Return, from the data below, each line that contains the word "icon".

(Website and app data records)

════════════════

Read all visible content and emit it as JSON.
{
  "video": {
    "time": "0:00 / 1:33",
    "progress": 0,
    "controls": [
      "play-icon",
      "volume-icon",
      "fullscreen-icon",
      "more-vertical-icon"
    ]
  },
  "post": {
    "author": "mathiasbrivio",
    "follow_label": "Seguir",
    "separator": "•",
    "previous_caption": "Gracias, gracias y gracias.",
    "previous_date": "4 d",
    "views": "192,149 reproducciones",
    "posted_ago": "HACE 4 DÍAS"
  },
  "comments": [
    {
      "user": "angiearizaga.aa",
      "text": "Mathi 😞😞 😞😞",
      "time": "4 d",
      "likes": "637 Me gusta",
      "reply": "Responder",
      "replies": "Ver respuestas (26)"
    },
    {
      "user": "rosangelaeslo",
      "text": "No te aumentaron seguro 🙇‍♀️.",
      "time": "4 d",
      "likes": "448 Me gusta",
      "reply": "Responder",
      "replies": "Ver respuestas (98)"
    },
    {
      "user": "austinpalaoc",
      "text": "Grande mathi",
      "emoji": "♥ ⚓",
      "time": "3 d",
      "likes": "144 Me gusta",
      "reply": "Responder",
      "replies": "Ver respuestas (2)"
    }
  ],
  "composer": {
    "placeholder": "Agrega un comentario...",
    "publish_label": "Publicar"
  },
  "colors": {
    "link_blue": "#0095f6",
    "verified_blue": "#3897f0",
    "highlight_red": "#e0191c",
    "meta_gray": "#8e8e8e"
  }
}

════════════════

### Output
      "play-icon",
      "volume-icon",
      "fullscreen-icon",
      "more-vertical-icon"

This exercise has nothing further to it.